During the past 20 years there has been an enormous turn around. New Zealand’s sheep population has fallen from 70 to 40 million. Farmers have become very innovative and, where possible, successfully diversified into alternatives, such as producing trees, venison or dairying. Sheep farmers and our meat processing industry have substantially improved efficiency, and quality. We now cannot meet demand, and product prices are the best they have been.
During this time I could purchase farm advice from specialists, but by far the most secure, satisfying and stimulating daily advice came from my early morning times of silent reflection. If God could steer us through such changes, I am convinced that he can supply the answer to the problems and challenges of world agriculture, if we choose to listen to him.
For instance, for 20 years we baled our wool in jute packs instead of synthetic packs, to give trade to the jute growers of Bangladesh. To keep things transparent all our farm sales go through the company books.
Historically there has been division between farmers and trade union leaders in our meat processing industry. My wife, Helen, and I have met these leaders, had them to stay in our home and arranged meetings with local farmers.
Alcoholism is a big problem among our sheep shearers. Although contravening custom, we ran an alcohol-free wool shed. But with Helen giving excellent meals, the shearers were always keen to return.
In a global world, where the need for change and innovation is always constant, for New Zealand agriculture there has definitely been good life after the removal of subsidies.
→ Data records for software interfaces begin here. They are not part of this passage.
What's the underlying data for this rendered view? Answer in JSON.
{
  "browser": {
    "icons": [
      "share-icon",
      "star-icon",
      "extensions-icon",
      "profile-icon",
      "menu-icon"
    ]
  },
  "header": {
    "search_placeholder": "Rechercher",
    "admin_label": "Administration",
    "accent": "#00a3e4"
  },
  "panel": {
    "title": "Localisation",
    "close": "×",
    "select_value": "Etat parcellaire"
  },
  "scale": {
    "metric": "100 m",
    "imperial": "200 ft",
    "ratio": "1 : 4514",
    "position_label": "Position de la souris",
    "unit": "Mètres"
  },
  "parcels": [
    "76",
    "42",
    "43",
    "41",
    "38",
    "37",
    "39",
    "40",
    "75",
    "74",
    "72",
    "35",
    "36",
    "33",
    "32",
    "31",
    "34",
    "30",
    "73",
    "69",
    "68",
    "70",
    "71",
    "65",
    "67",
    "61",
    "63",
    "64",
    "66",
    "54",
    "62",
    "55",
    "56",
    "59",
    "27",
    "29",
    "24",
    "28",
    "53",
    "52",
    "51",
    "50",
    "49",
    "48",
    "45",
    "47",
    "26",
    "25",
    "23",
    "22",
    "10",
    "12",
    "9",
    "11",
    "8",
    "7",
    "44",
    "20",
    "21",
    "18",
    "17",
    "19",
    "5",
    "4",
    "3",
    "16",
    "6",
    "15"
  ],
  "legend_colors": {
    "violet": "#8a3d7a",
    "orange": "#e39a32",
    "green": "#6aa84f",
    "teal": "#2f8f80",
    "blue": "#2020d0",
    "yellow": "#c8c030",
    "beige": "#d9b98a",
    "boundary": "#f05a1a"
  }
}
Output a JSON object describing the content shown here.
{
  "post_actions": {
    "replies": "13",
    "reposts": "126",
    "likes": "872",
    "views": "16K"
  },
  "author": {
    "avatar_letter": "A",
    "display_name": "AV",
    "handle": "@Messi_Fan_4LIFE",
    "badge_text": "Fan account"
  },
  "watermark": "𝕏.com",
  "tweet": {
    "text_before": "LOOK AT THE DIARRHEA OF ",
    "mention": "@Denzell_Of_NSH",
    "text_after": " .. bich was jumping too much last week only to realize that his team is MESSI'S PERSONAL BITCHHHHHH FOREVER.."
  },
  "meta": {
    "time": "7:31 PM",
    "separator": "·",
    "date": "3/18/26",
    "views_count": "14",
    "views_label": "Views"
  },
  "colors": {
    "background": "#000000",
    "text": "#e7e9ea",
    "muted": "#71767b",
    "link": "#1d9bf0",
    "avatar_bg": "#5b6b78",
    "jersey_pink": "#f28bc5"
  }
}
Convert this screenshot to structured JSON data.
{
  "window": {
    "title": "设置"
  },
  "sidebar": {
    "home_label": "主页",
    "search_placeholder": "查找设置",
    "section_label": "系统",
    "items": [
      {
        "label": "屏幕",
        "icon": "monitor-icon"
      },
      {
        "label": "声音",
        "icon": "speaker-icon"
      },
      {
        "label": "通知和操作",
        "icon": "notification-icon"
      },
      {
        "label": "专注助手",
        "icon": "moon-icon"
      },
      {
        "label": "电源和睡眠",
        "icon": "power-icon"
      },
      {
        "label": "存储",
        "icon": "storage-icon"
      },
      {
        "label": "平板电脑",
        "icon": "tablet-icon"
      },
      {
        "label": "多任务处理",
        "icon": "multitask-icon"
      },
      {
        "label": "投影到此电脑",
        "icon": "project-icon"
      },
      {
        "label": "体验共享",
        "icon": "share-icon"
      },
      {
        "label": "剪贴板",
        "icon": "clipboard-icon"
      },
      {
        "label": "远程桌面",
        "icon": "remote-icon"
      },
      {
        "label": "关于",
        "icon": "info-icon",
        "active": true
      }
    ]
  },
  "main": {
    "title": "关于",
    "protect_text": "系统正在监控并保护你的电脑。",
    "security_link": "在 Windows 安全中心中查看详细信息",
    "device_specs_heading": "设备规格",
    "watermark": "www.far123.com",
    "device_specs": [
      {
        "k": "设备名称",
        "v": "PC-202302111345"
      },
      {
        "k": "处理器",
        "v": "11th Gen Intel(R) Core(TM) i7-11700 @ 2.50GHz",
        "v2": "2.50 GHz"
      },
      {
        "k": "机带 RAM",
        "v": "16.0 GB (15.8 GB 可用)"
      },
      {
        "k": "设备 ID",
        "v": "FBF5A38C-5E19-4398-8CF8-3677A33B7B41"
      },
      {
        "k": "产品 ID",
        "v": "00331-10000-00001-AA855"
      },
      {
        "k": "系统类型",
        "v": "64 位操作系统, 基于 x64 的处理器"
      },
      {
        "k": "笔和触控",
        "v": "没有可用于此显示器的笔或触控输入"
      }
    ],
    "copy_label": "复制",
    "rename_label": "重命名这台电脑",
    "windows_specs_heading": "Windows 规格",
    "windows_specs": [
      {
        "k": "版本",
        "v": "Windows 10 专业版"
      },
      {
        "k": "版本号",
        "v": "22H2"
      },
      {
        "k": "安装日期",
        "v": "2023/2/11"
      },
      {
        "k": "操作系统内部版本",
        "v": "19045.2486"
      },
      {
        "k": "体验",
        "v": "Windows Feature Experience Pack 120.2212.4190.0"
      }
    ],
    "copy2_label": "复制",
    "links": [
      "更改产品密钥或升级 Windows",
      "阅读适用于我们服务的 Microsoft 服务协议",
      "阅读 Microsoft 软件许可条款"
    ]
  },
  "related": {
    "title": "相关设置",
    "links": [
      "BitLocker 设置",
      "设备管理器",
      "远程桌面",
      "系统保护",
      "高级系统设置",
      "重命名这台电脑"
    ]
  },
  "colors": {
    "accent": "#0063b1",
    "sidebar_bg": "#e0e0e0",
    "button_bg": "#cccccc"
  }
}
By Garfield Hayes, New Zealand
Unless stated otherwise, all content on this site falls under the terms of the Creative Commons Licence 3.0